*** Data extract ***

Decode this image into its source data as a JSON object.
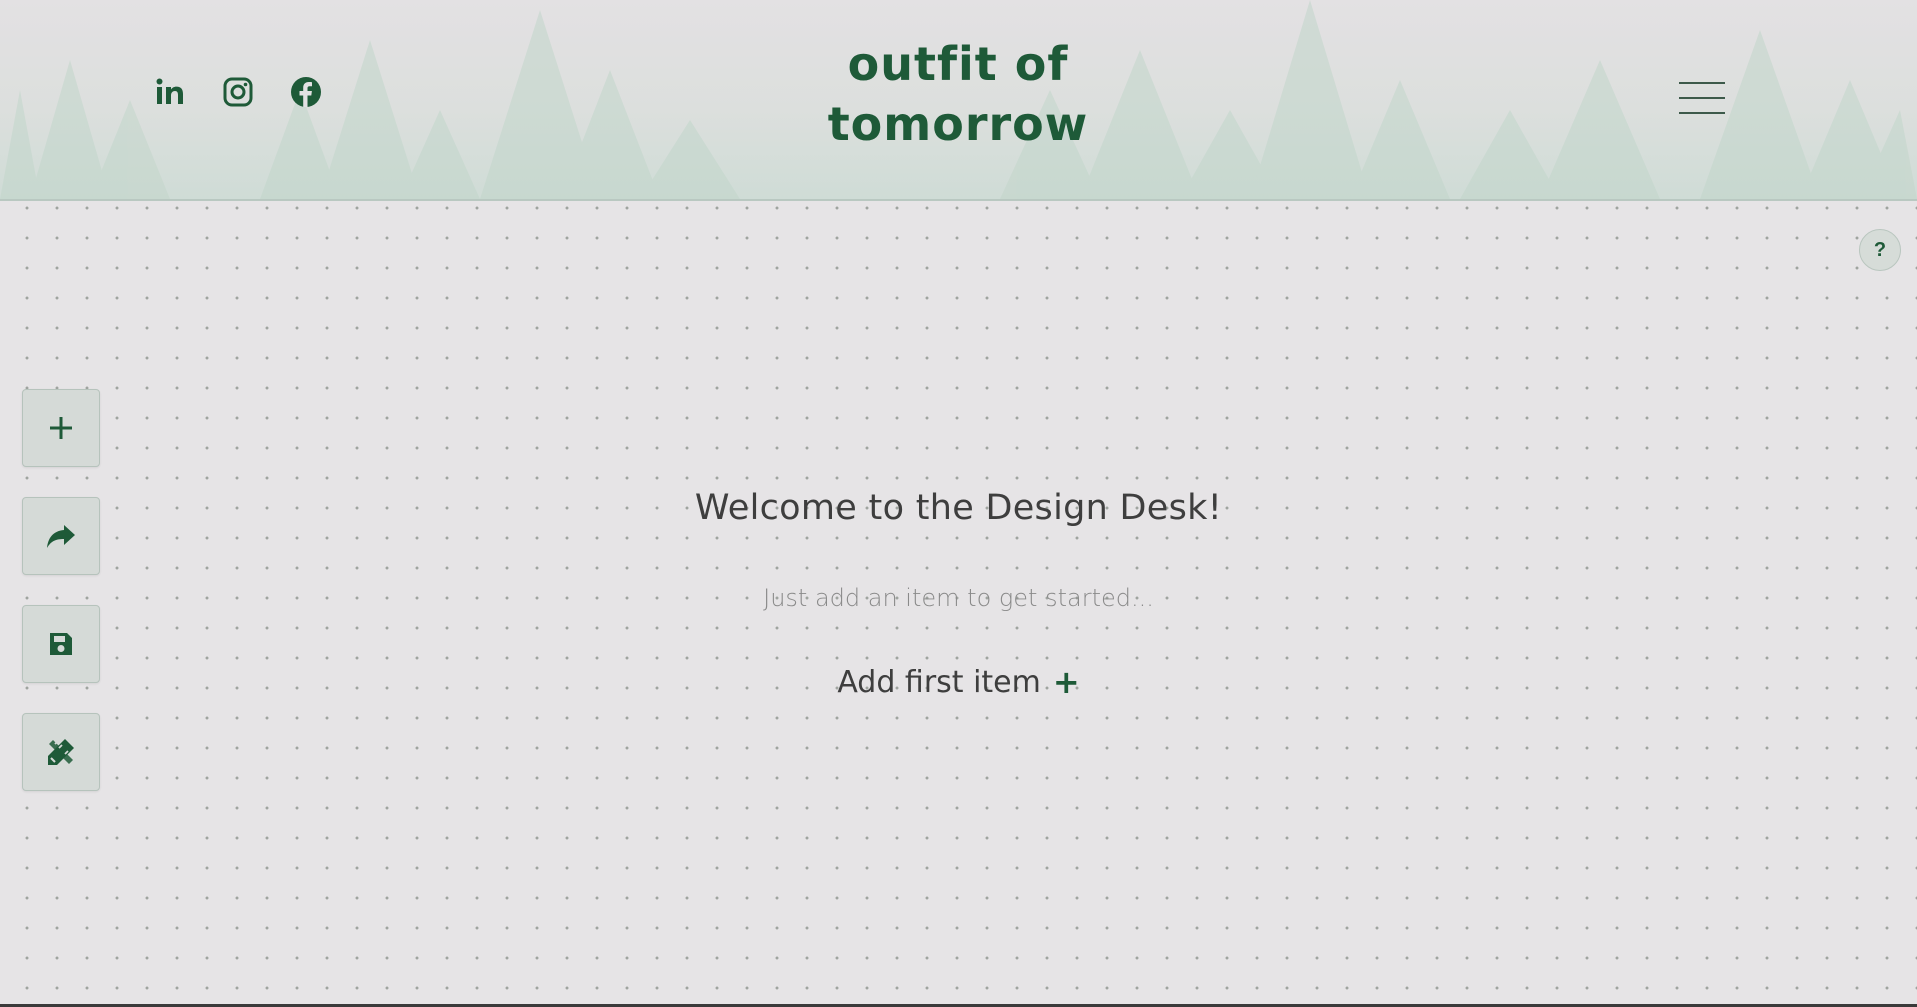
{
  "header": {
    "logo_line1": "outfit of",
    "logo_line2": "tomorrow",
    "social": [
      {
        "name": "linkedin-icon"
      },
      {
        "name": "instagram-icon"
      },
      {
        "name": "facebook-icon"
      }
    ],
    "menu_icon": "hamburger-menu-icon"
  },
  "help": {
    "label": "?"
  },
  "toolbar": {
    "items": [
      {
        "icon": "plus-icon",
        "action": "add"
      },
      {
        "icon": "share-icon",
        "action": "share"
      },
      {
        "icon": "save-icon",
        "action": "save"
      },
      {
        "icon": "design-tools-icon",
        "action": "design"
      }
    ]
  },
  "main": {
    "welcome_title": "Welcome to the Design Desk!",
    "welcome_subtitle": "Just add an item to get started...",
    "add_first_label": "Add first item",
    "add_first_plus": "+"
  },
  "colors": {
    "brand_green": "#1e5a38",
    "background": "#e6e4e6"
  }
}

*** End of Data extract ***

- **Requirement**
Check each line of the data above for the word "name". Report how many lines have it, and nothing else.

- **Exercise solution**
3